Celestial Bodies by Jokha Alharthi
New York. Catapult. 2019. 243 pages.
THE WINNER OF last year’s Man Booker International Prize, Celestial Bodies narrates its stories through three generations of a family living against the backcloth of a pace of social change that is surely unprecedented in human history, in a country where traditional modes of life familiar to Abraham still coexist with the ultramodern: the grandchild of a former slave owner who dies in a modern hospital communicates by cell phone in a now-modern capital, while rural folk have upturned a recently acquired satellite dish to make a trough for livestock to feed from. Anyone seeking an introduction to the social and political history of Oman over the last century or so could do worse than read Alharthi’s novel, which features Zarifa, the former slave and concubine who, unlike her rebellious son, is still emotionally in thrall (Oman abolished slavery as recently as 1970), and, more centrally, the four middle-class women whose marriages, one aborted, embody different experiences of changing relations between the sexes.

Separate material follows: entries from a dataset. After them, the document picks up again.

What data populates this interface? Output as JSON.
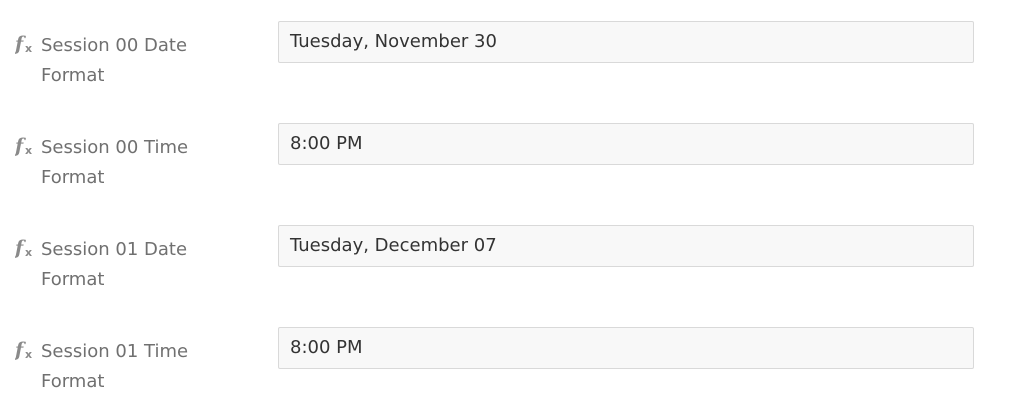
{
  "fields": [
    {
      "label_line1": "Session 00 Date",
      "label_line2": "Format",
      "value": "Tuesday, November 30"
    },
    {
      "label_line1": "Session 00 Time",
      "label_line2": "Format",
      "value": "8:00 PM"
    },
    {
      "label_line1": "Session 01 Date",
      "label_line2": "Format",
      "value": "Tuesday, December 07"
    },
    {
      "label_line1": "Session 01 Time",
      "label_line2": "Format",
      "value": "8:00 PM"
    }
  ],
  "icons": {
    "field_icon": "function-fx-icon"
  },
  "colors": {
    "label_text": "#707070",
    "value_text": "#333333",
    "input_background": "#f8f8f8",
    "input_border": "#d9d9d9"
  }
}
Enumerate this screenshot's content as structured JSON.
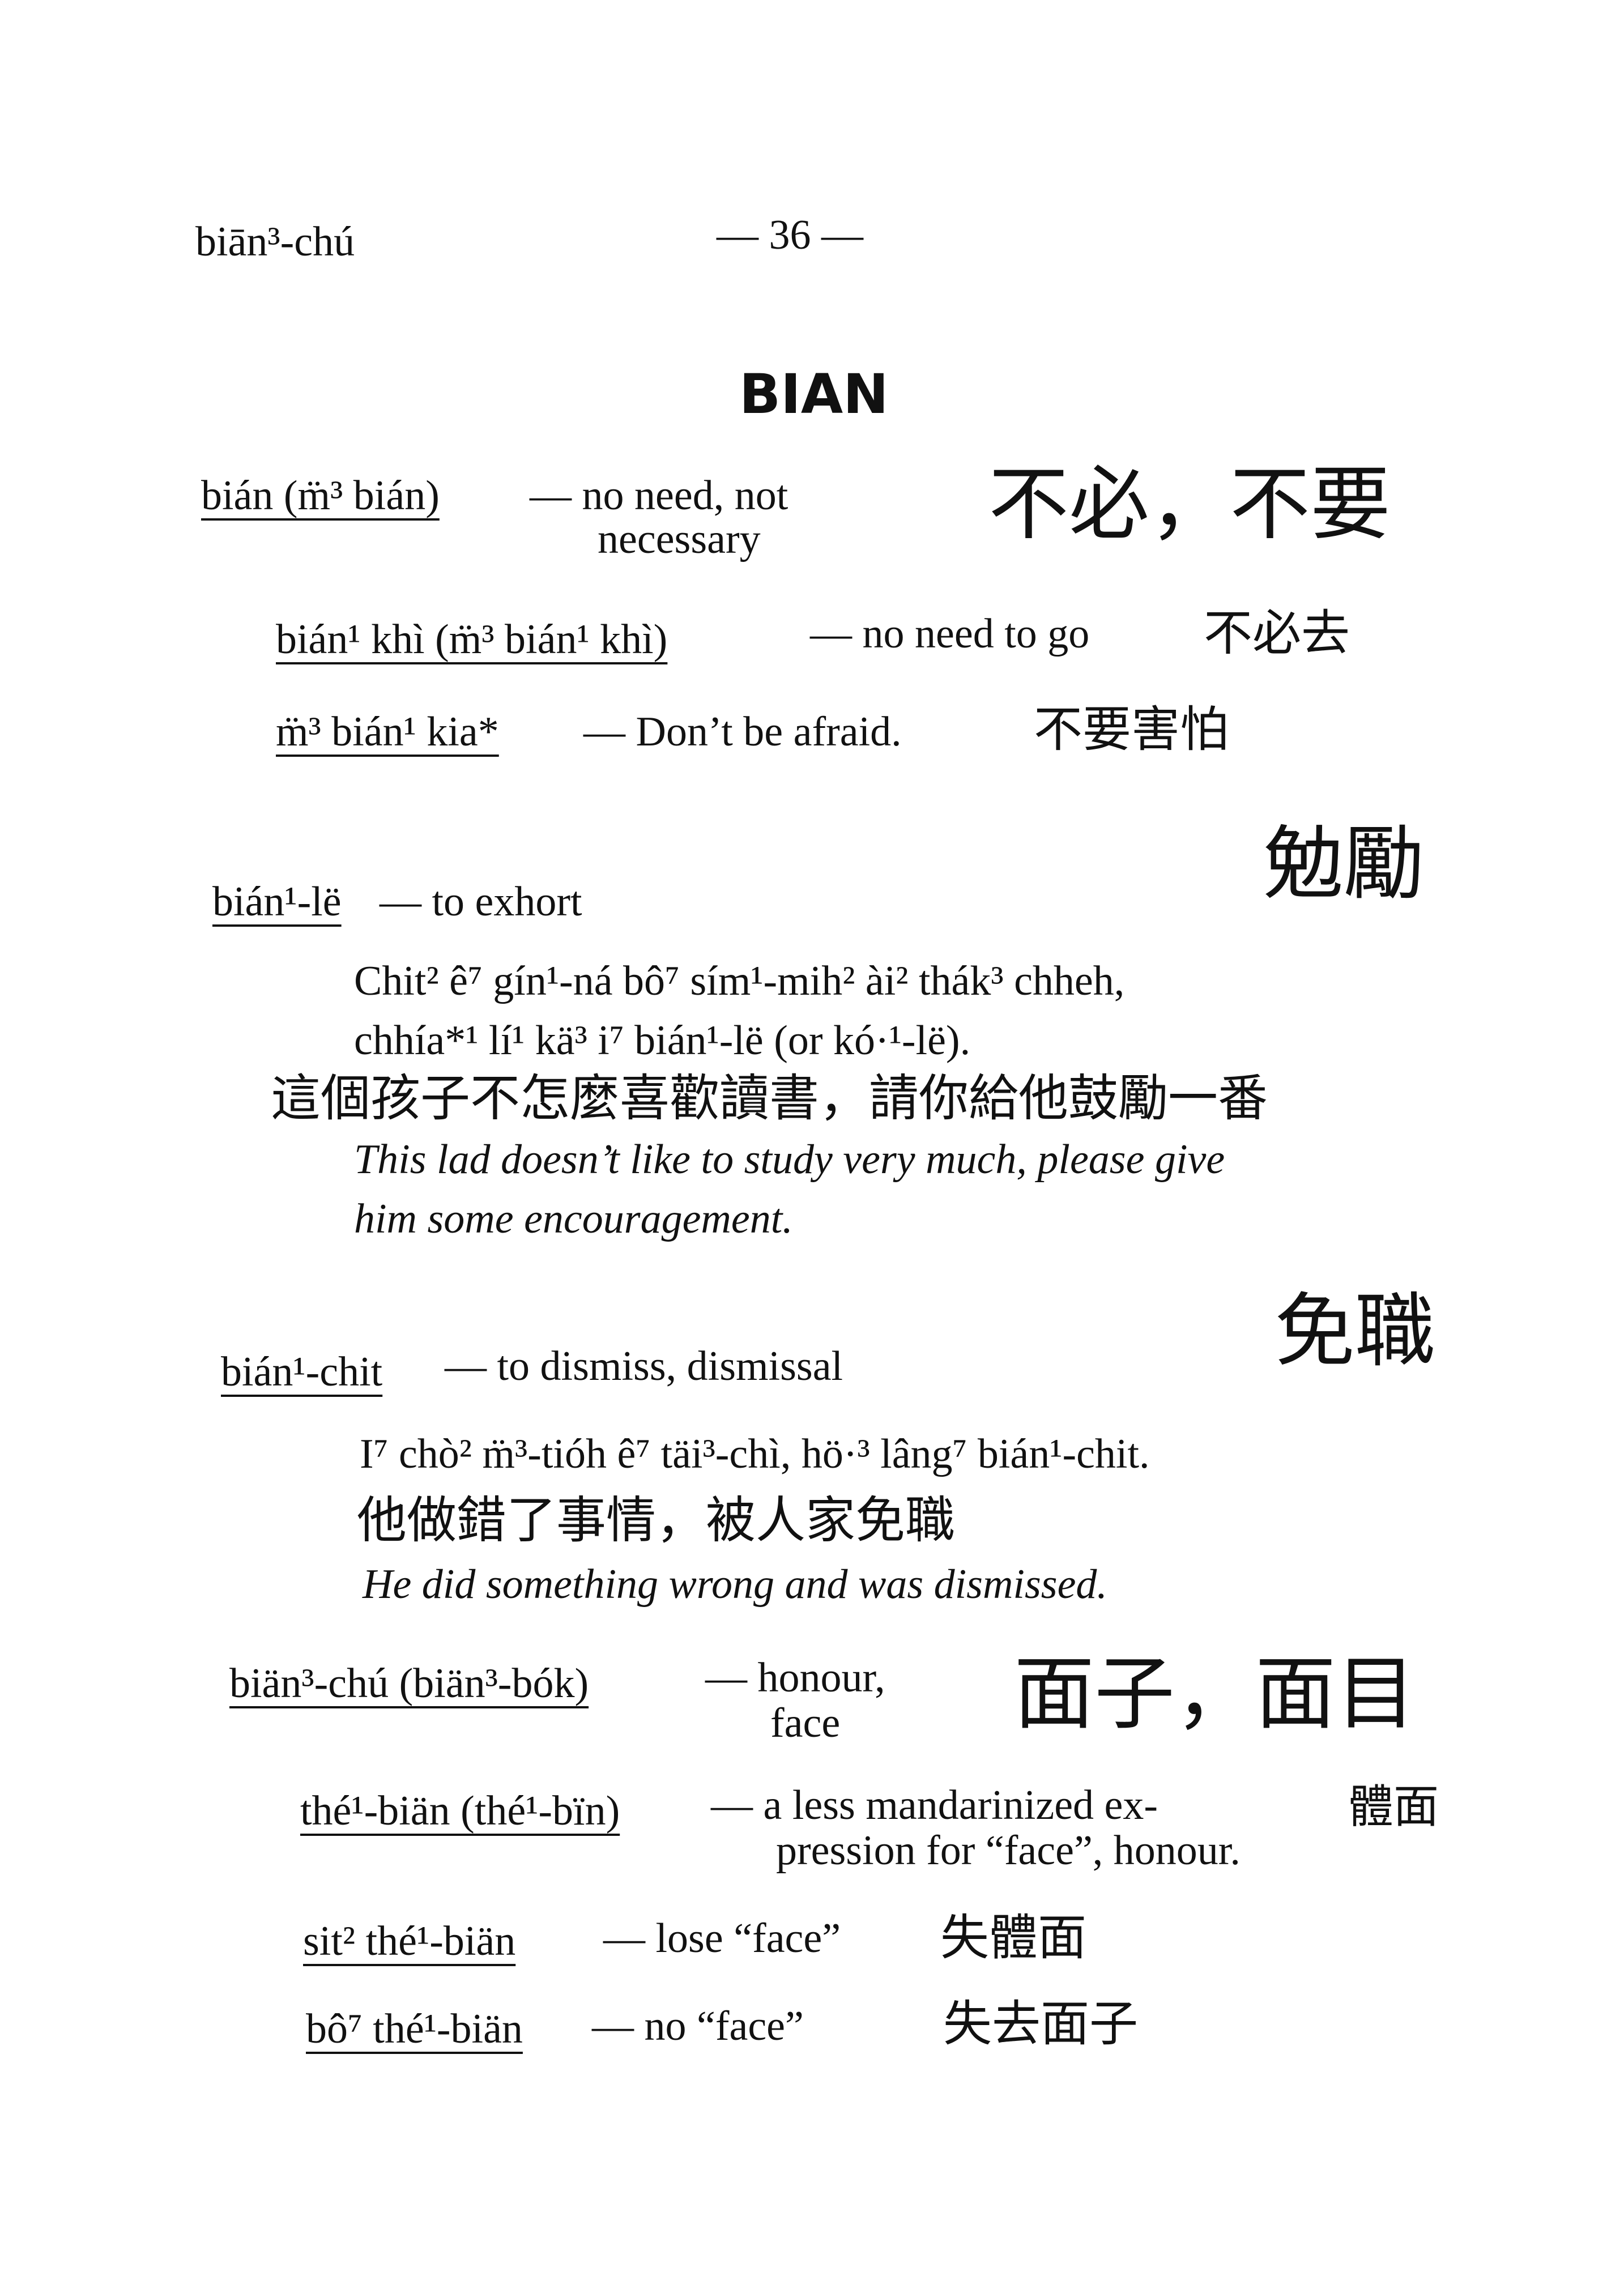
{
  "header": {
    "running_head": "biān³-chú",
    "page_number": "— 36 —"
  },
  "section_heading": "BIAN",
  "entries": [
    {
      "head": "bián (m̈³ bián)",
      "gloss_1": "— no need, not",
      "gloss_2": "necessary",
      "chinese": "不必，不要",
      "subentries": [
        {
          "head": "bián¹ khì (m̈³ bián¹ khì)",
          "gloss": "— no need to go",
          "chinese": "不必去"
        },
        {
          "head": "m̈³ bián¹ kia*",
          "gloss": "— Don’t be afraid.",
          "chinese": "不要害怕"
        }
      ]
    },
    {
      "head": "bián¹-lë",
      "gloss": "— to exhort",
      "chinese": "勉勵",
      "example": {
        "romanized_1": "Chit² ê⁷ gín¹-ná bô⁷ sím¹-mih² ài² thák³ chheh,",
        "romanized_2": "chhía*¹ lí¹ kä³ i⁷ bián¹-lë (or kó·¹-lë).",
        "chinese": "這個孩子不怎麼喜歡讀書，請你給他鼓勵一番",
        "english_1": "This lad doesn’t like to study very much, please give",
        "english_2": "him some encouragement."
      }
    },
    {
      "head": "bián¹-chit",
      "gloss": "— to dismiss, dismissal",
      "chinese": "免職",
      "example": {
        "romanized": "I⁷ chò² m̈³-tióh ê⁷ täi³-chì, hö·³ lâng⁷ bián¹-chit.",
        "chinese": "他做錯了事情，被人家免職",
        "english": "He did something wrong and was dismissed."
      }
    },
    {
      "head": "biän³-chú (biän³-bók)",
      "gloss_1": "— honour,",
      "gloss_2": "face",
      "chinese": "面子，面目",
      "subentries": [
        {
          "head": "thé¹-biän (thé¹-bïn)",
          "gloss_1": "— a less mandarinized ex-",
          "gloss_2": "pression for “face”, honour.",
          "chinese": "體面"
        },
        {
          "head": "sit² thé¹-biän",
          "gloss": "— lose “face”",
          "chinese": "失體面"
        },
        {
          "head": "bô⁷ thé¹-biän",
          "gloss": "— no “face”",
          "chinese": "失去面子"
        }
      ]
    }
  ]
}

Mayya accepts marriage to a man she does not know whose financial background is acceptable to her dominant mother, as, in a different way, does her younger sister, Asma, who will eventually become absorbed by maternity; Khawla latterly reacts against the early selfishness of a now-reformed and devoted husband and father and rejects him. London, Mayya’s daughter, is able to separate herself, at the cost of much pain, from an unworthy man met at the institution of higher education her bookish aunt Asma never dreamed of. The lives and travails of women who, in even the quite-recent past, would have rejoiced and suffered in unnamed obscurity are portrayed with delicacy and respect but no hint of modish sanctimony or anger (incidentally, Alharthi herself, the first female Omani novelist to be translated into English, has a PhD from a British university). Nor is male suffering absent or slighted: the sensitive Abdallah, Mayya’s loving but unloved husband, never recovers from the memory of punishment meted out to him by his brutal father.
The mode of narration by which the reader learns of these interlocking relationships is skillfully employed. Third-person omniscient narration focusing on one named character is interspersed with Abdallah’s first-person narrative. Close readerly attention is a sine qua non, but the alert reader will fit together the pieces of the jigsaw, eventually learning, for example, with the explosive effect a more straightforward narrative chronically arranged would have denied, what actually happened by the basil bush.
M. D. Allen
University of Wisconsin–Fox Valley